Perhaps one of the most admirable things Bigelow and screenwriter Mark Boal do is appreciate the people sitting in the theatre. Zero Dark Thirty doesn’t speak down to us, it doesn’t simplify the plot or conveniently summarise the characters. Definitions of heroes and villains aren’t delivered on a silver platter. The web Al-Qaeda has woven is a complex one and the film makes you work for every piece of understanding you can string together – which makes you appreciate each revelation all the more. This gamble could have backfired a la A Mighty Heart – the underrated adaptation based on the book by the wife of a journalist who was kidnapped and eventually beheaded by Al-Queda, Daniel Pearl. The film – starring Angelina Jolie as his wife Mariane – played this extremely traumatic event with an almost emotionless focus. Shot like a documentary, it followed the characters as they desperately tried to navigate the web of names, aliases, shadow organisations and bribes that have been integral to the terrorist group succeeding.

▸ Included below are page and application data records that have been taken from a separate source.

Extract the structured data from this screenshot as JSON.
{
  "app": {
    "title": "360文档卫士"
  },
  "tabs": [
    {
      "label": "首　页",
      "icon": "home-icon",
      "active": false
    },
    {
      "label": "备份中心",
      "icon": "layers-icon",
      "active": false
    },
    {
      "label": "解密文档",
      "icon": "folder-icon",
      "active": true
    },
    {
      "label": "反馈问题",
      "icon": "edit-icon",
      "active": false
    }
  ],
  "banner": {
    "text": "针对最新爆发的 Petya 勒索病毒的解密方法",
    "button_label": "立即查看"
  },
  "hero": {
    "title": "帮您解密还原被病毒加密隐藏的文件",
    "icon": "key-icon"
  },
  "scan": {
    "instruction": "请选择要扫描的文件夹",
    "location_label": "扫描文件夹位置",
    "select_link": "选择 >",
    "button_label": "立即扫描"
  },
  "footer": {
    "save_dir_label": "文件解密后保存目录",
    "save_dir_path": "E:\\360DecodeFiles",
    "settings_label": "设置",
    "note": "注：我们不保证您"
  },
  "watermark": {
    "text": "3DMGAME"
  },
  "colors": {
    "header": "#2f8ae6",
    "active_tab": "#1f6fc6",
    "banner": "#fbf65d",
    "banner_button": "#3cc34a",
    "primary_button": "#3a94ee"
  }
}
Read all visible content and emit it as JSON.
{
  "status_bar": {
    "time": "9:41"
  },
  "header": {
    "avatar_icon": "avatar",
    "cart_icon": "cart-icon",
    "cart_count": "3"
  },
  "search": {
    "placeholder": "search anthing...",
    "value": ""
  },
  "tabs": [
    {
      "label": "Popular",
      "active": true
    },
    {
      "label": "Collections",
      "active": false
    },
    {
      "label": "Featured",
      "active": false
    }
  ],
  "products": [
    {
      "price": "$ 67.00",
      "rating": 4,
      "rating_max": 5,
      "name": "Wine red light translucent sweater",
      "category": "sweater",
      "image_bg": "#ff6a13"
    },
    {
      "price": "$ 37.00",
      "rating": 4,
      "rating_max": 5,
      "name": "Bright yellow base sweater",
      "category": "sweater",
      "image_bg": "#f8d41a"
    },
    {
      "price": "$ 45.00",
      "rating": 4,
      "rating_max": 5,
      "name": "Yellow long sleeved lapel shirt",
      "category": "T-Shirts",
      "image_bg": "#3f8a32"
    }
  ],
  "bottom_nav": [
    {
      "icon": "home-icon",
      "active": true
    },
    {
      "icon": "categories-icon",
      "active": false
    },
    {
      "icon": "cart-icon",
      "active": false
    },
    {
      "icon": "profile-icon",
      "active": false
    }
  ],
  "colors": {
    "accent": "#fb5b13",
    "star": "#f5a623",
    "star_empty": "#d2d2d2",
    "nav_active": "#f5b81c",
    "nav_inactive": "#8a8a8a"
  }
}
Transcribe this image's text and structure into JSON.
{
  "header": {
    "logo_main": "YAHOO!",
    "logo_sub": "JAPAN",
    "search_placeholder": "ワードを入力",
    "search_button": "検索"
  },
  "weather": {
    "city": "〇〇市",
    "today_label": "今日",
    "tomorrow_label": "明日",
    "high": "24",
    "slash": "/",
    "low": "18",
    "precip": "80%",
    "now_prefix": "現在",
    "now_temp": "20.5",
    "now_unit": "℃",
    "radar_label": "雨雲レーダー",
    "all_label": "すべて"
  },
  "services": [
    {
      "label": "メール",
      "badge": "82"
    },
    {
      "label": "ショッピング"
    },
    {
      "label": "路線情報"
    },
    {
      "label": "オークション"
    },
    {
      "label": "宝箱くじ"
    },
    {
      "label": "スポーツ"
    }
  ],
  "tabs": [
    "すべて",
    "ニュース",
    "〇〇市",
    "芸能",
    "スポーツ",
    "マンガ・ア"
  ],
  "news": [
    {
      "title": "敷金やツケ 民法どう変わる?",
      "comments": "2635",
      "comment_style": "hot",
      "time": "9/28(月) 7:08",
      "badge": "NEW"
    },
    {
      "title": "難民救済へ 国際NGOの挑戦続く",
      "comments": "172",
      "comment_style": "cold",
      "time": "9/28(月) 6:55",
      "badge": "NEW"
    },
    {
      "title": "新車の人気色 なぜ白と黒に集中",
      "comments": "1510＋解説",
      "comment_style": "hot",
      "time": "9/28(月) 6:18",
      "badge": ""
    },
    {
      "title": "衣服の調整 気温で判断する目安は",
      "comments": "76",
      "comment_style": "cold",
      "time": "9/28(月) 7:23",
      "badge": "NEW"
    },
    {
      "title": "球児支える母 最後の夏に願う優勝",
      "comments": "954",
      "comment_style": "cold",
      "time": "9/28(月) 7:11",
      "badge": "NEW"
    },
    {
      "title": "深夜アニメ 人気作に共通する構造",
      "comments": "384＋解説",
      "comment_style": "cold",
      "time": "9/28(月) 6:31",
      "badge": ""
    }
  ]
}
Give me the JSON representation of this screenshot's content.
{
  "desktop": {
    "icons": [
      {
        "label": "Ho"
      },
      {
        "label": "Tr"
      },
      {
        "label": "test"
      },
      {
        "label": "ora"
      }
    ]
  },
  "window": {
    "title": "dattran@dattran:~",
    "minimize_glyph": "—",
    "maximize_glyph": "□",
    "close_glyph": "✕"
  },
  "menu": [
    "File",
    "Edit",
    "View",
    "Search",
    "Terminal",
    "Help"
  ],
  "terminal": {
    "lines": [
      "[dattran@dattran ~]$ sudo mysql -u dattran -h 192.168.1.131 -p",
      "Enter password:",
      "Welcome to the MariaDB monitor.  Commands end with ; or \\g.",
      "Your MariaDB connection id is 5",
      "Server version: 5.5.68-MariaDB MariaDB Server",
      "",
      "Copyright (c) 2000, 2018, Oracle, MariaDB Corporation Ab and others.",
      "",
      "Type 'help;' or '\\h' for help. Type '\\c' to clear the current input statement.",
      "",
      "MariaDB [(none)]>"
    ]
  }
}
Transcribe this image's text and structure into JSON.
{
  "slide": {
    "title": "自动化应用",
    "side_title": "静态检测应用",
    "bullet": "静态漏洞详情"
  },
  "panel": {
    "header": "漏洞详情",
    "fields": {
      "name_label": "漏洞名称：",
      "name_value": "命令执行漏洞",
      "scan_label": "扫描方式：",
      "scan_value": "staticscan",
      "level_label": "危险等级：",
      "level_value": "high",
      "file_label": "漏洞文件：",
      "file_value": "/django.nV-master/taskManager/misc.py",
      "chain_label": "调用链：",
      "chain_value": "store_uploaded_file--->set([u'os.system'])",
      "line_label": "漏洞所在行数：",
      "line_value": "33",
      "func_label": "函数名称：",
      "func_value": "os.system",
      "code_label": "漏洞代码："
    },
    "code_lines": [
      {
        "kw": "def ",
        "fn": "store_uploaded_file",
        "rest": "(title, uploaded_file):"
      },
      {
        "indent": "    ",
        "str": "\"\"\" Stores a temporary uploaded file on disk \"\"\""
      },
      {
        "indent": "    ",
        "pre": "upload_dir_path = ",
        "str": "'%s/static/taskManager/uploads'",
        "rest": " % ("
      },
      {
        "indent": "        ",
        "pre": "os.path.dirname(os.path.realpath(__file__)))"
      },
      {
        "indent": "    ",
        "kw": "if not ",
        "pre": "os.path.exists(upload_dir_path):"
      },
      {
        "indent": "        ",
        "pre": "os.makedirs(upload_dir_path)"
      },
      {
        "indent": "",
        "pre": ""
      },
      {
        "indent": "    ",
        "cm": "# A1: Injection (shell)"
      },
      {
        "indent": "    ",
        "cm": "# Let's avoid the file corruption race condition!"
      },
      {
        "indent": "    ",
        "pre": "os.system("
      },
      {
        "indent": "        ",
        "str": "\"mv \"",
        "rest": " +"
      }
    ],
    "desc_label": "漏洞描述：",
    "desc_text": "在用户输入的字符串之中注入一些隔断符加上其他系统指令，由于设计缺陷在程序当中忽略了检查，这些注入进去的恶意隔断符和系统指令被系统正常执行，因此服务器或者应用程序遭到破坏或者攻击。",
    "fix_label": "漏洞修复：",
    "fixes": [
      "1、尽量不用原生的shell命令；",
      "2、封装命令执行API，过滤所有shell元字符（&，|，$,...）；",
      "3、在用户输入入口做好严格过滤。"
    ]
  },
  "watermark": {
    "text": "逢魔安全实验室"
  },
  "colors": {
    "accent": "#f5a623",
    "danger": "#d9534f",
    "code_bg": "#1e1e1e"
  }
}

This overload of information ostracised a lot of viewers – most, in fact – but Bigelow and Boal have perfected what that film couldn’t by giving us pockets of humanity in the long cast of players.
Kathryn Bigelow being overlooked for a best director nomination is equally as mind-boggling as Ben Affleck and Quentin Tarantino’s snubs. The greatest trick the Academy ever pulled was fooling the general public into thinking it was still relevant which – in a world where the trio just named aren’t considered superior to any of the other five directors nominated – it no longer is.
Complex, intricate, and with more moving parts than a cleverly designed bomb, Zero Dark Thirty is a film that blows up your expectations of just how good a cat-and-mouse story can be.
Maria Lewis - follow Maria on Twitter here: @moviemazz
*Note: Not an actual ancient Tibetan philosophy. Duh.